About one-third of Americans who qualify for public assistance haven’t signed up. That amounts to millions of people needlessly going without food stamps, low-income housing or health insurance.
This predicament is what RealBenefits, a Boston-based software start-up, was created to solve. The five-person firm’s Web database circumvents complicated government paperwork with easy-to-use screening and enrollment tools. So far RealBenefits has connected nearly 100,000 families to more than $371 million in government aid since 2000.
Yet amid this success, RealBenefits, which began life as a nonprofit, faced the same dilemma that many social enterprises do: how to scale up without selling out. “No software firm is going to attract donors easily, even a nonprofit,” says Sharon Oster, dean of the Yale School of Management and an expert on social entrepreneurship. “And to grow, you need access to equity capital.”

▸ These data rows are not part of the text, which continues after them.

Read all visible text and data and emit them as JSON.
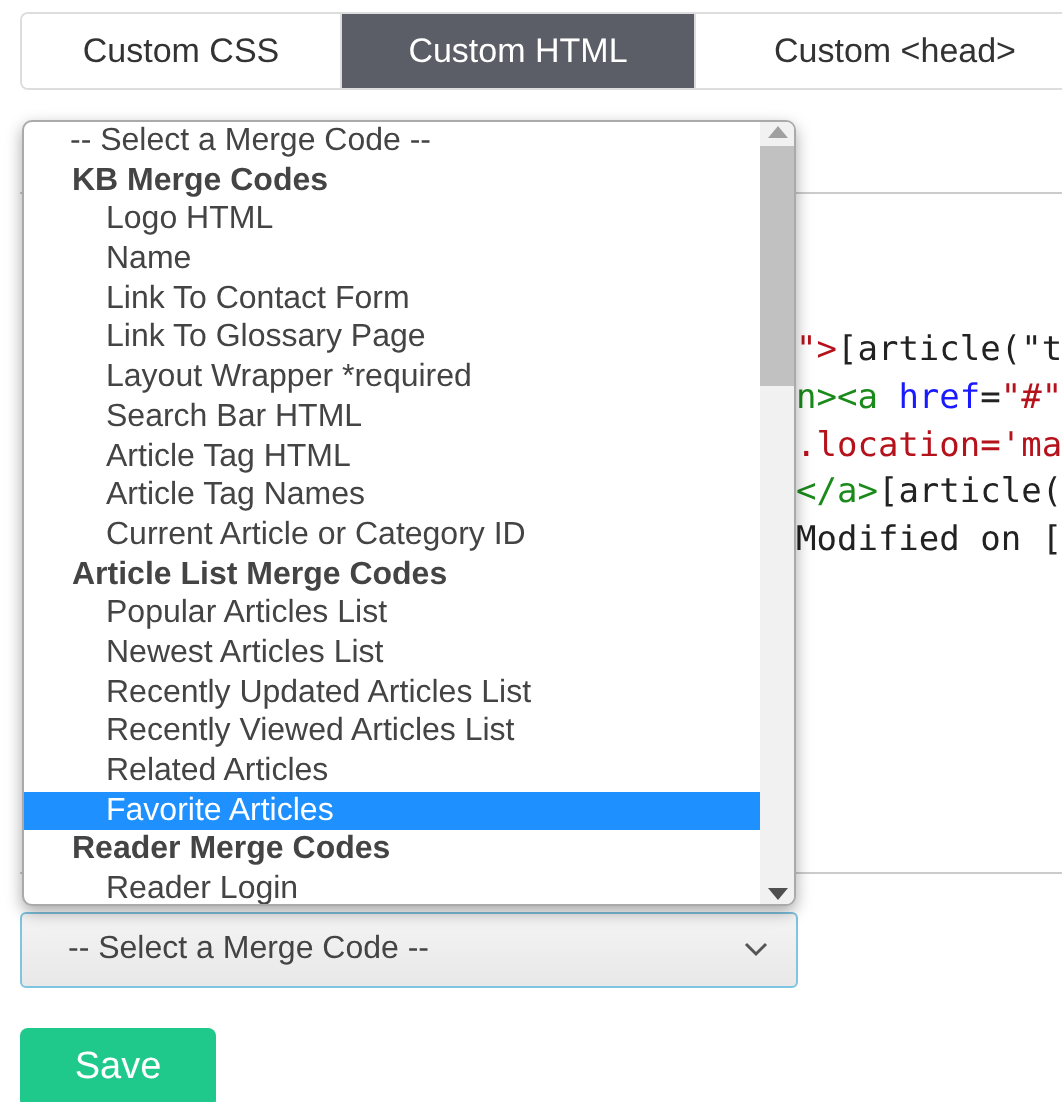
{
  "tabs": [
    {
      "label": "Custom CSS",
      "selected": false
    },
    {
      "label": "Custom HTML",
      "selected": true
    },
    {
      "label": "Custom <head>",
      "selected": false
    }
  ],
  "editor": {
    "lines": [
      [
        {
          "kind": "string",
          "text": "\">"
        },
        {
          "kind": "text",
          "text": "[article(\"t"
        }
      ],
      [
        {
          "kind": "tag",
          "text": "n><a"
        },
        {
          "kind": "attr",
          "text": " href"
        },
        {
          "kind": "text",
          "text": "="
        },
        {
          "kind": "string",
          "text": "\"#\""
        }
      ],
      [
        {
          "kind": "string",
          "text": ".location='ma"
        }
      ],
      [
        {
          "kind": "tag",
          "text": "</a>"
        },
        {
          "kind": "text",
          "text": "[article("
        }
      ],
      [
        {
          "kind": "text",
          "text": "Modified on ["
        }
      ]
    ]
  },
  "merge_list": {
    "items": [
      {
        "kind": "placeholder",
        "label": "-- Select a Merge Code --",
        "selected": false
      },
      {
        "kind": "group",
        "label": "KB Merge Codes"
      },
      {
        "kind": "option",
        "label": "Logo HTML",
        "selected": false
      },
      {
        "kind": "option",
        "label": "Name",
        "selected": false
      },
      {
        "kind": "option",
        "label": "Link To Contact Form",
        "selected": false
      },
      {
        "kind": "option",
        "label": "Link To Glossary Page",
        "selected": false
      },
      {
        "kind": "option",
        "label": "Layout Wrapper *required",
        "selected": false
      },
      {
        "kind": "option",
        "label": "Search Bar HTML",
        "selected": false
      },
      {
        "kind": "option",
        "label": "Article Tag HTML",
        "selected": false
      },
      {
        "kind": "option",
        "label": "Article Tag Names",
        "selected": false
      },
      {
        "kind": "option",
        "label": "Current Article or Category ID",
        "selected": false
      },
      {
        "kind": "group",
        "label": "Article List Merge Codes"
      },
      {
        "kind": "option",
        "label": "Popular Articles List",
        "selected": false
      },
      {
        "kind": "option",
        "label": "Newest Articles List",
        "selected": false
      },
      {
        "kind": "option",
        "label": "Recently Updated Articles List",
        "selected": false
      },
      {
        "kind": "option",
        "label": "Recently Viewed Articles List",
        "selected": false
      },
      {
        "kind": "option",
        "label": "Related Articles",
        "selected": false
      },
      {
        "kind": "option",
        "label": "Favorite Articles",
        "selected": true
      },
      {
        "kind": "group",
        "label": "Reader Merge Codes"
      },
      {
        "kind": "option",
        "label": "Reader Login",
        "selected": false
      }
    ]
  },
  "merge_select": {
    "value": "-- Select a Merge Code --"
  },
  "save_button": {
    "label": "Save"
  }
}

So in 2006, RealBenefits went commercial. Still tucked under the umbrella of founder Community Catalyst, the sales staff began slowly refocusing its energy on paying customers like hospital chains, governments and school districts rather than the community organizations and nonprofits that had previously peppered its client list. A subscription-based service, RealBenefits charges a fee that ranges from $10,000 for, say, a homeless-services group to six figures on the high end. “Our model was to find large health-care providers who’d be willing to pay because they were actually increasing reimbursements and minimizing uncompensated care by using our technology,” says CEO Enrique Balaguer.
At both ends, low-income families win. Whereas an uninsured patient going to the emergency room once faced a bill for thousands of dollars, now, using RealBenefits, hospital staff can screen him to see if he is eligible to file a claim with Medicaid. One Massachusetts hospital, Baystate Medical Center, reported a 50% increase in the number of Medicaid reimbursements it received in 2006 by using RealBenefits.

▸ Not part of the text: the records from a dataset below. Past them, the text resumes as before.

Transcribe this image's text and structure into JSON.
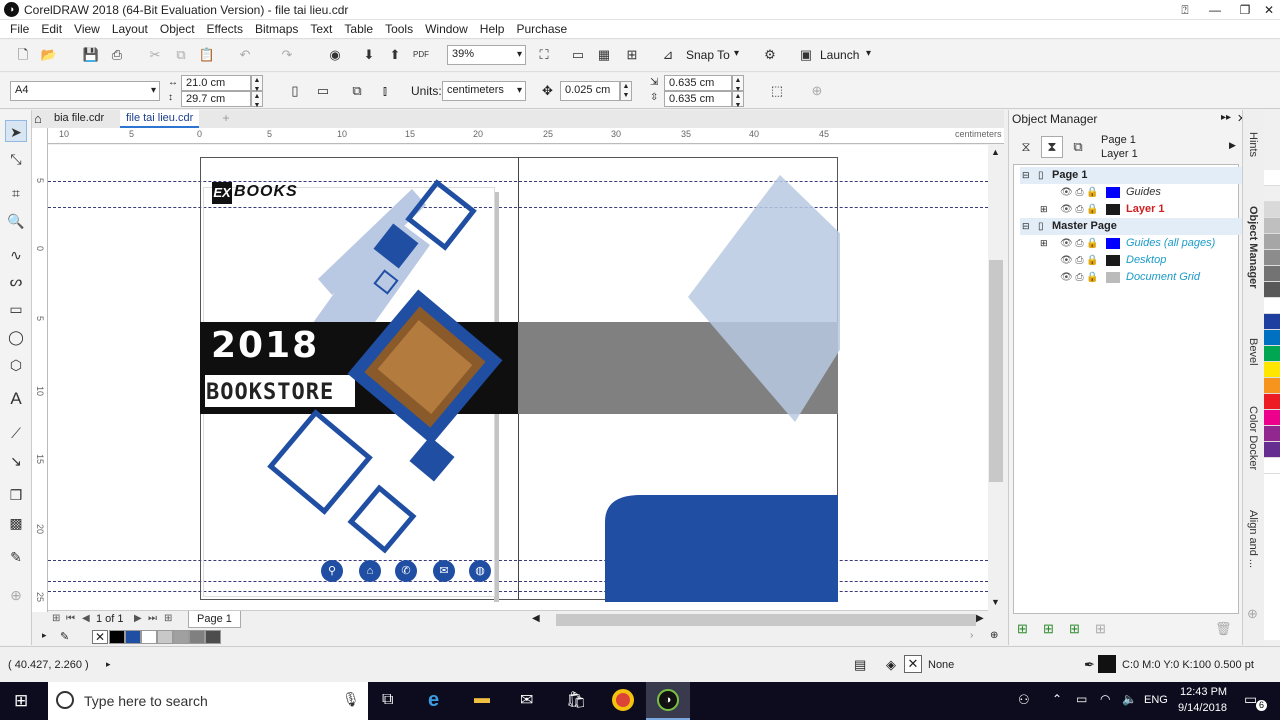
{
  "window": {
    "title": "CorelDRAW 2018 (64-Bit Evaluation Version) - file tai lieu.cdr"
  },
  "menu": [
    "File",
    "Edit",
    "View",
    "Layout",
    "Object",
    "Effects",
    "Bitmaps",
    "Text",
    "Table",
    "Tools",
    "Window",
    "Help",
    "Purchase"
  ],
  "toolbar1": {
    "zoom": "39%",
    "snap_to": "Snap To",
    "launch": "Launch"
  },
  "toolbar2": {
    "page_size": "A4",
    "width": "21.0 cm",
    "height": "29.7 cm",
    "units_label": "Units:",
    "units": "centimeters",
    "nudge": "0.025 cm",
    "dup_x": "0.635 cm",
    "dup_y": "0.635 cm"
  },
  "tabs": [
    "bia file.cdr",
    "file tai lieu.cdr"
  ],
  "ruler": {
    "unit": "centimeters",
    "h_ticks": [
      "10",
      "5",
      "0",
      "5",
      "10",
      "15",
      "20",
      "25",
      "30",
      "35",
      "40",
      "45"
    ],
    "v_ticks": [
      "5",
      "0",
      "5",
      "10",
      "15",
      "20",
      "25"
    ]
  },
  "design": {
    "logo": "BOOKS",
    "year": "2018",
    "store": "BOOKSTORE"
  },
  "pagenav": {
    "page_count": "1 of 1",
    "page_tab": "Page 1"
  },
  "docker": {
    "title": "Object Manager",
    "page_label": "Page 1",
    "layer_label": "Layer 1",
    "tree": [
      {
        "label": "Page 1",
        "level": 0,
        "color": "",
        "style": "bold"
      },
      {
        "label": "Guides",
        "level": 1,
        "color": "#0000ff",
        "style": "guides"
      },
      {
        "label": "Layer 1",
        "level": 1,
        "color": "#1a1a1a",
        "style": "active"
      },
      {
        "label": "Master Page",
        "level": 0,
        "color": "",
        "style": "bold"
      },
      {
        "label": "Guides (all pages)",
        "level": 1,
        "color": "#0000ff",
        "style": "italic"
      },
      {
        "label": "Desktop",
        "level": 1,
        "color": "#1a1a1a",
        "style": "italic"
      },
      {
        "label": "Document Grid",
        "level": 1,
        "color": "#bbbbbb",
        "style": "italic"
      }
    ]
  },
  "docker_tabs": [
    "Hints",
    "Object Manager",
    "Bevel",
    "Color Docker",
    "Align and ..."
  ],
  "status": {
    "coords": "( 40.427, 2.260 )",
    "fill": "None",
    "outline": "C:0 M:0 Y:0 K:100  0.500 pt"
  },
  "taskbar": {
    "search": "Type here to search",
    "lang": "ENG",
    "time": "12:43 PM",
    "date": "9/14/2018",
    "notif": "6"
  },
  "palette": [
    "#000000",
    "#1f4ea3",
    "#ffffff",
    "#c8c8c8",
    "#a0a0a0",
    "#808080",
    "#4d4d4d"
  ],
  "colorbar": [
    "#ffffff",
    "#f0f0f0",
    "#d9d9d9",
    "#bfbfbf",
    "#a6a6a6",
    "#8c8c8c",
    "#737373",
    "#595959",
    "#ffffff",
    "#1f3fa0",
    "#0070c0",
    "#00a651",
    "#ffe600",
    "#f7941d",
    "#ed1c24",
    "#ec008c",
    "#92278f",
    "#662d91",
    "#ffffff"
  ]
}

Nonetheless, RealBenefits was still struggling to expand because of the difficulty of accessing capital. So the firm set out to find a buyer willing to continue its social mission. It eventually settled on TriHealix, a Connecticut-based health-care IT company. The June 2008 deal was worth $3 million to $4 million, Balaguer says.

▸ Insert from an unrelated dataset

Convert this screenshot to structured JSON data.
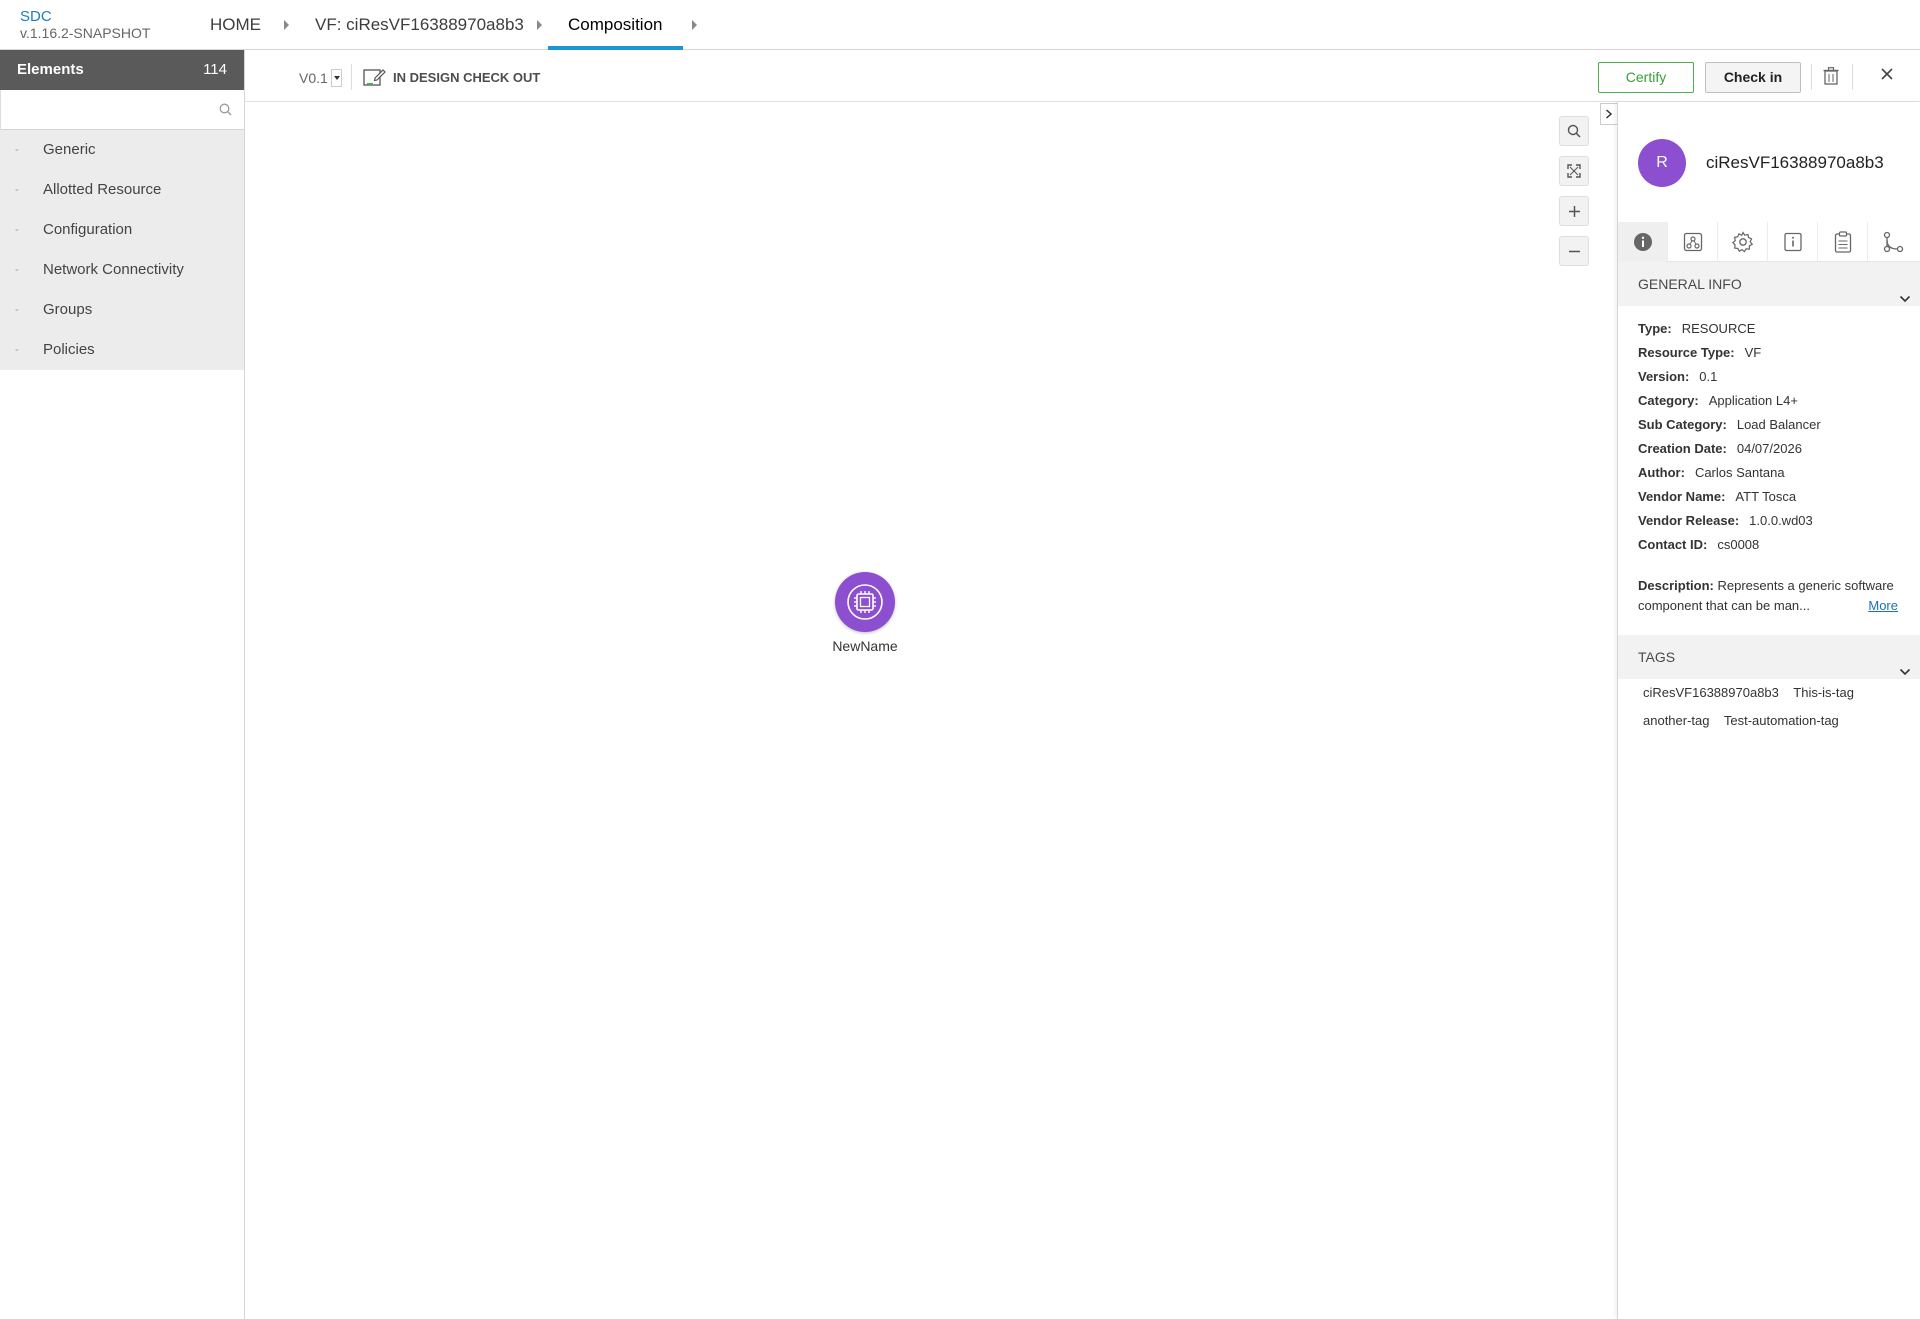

For RealBenefits, the transaction allowed it to tap into a larger sales and marketing force. The firm now aims to expand into at least 15 states over the next two to three years. “Our three core goals — to maximize benefits to families, effect policy change and to create additional capacity — remain in place,” Balaguer says. “And being profitable is a major component of that.” It’s a target that will most likely pay dividends to the whole community.
TIME’s Kathleen Kingsbury discusses the unlikely success of RealBenefits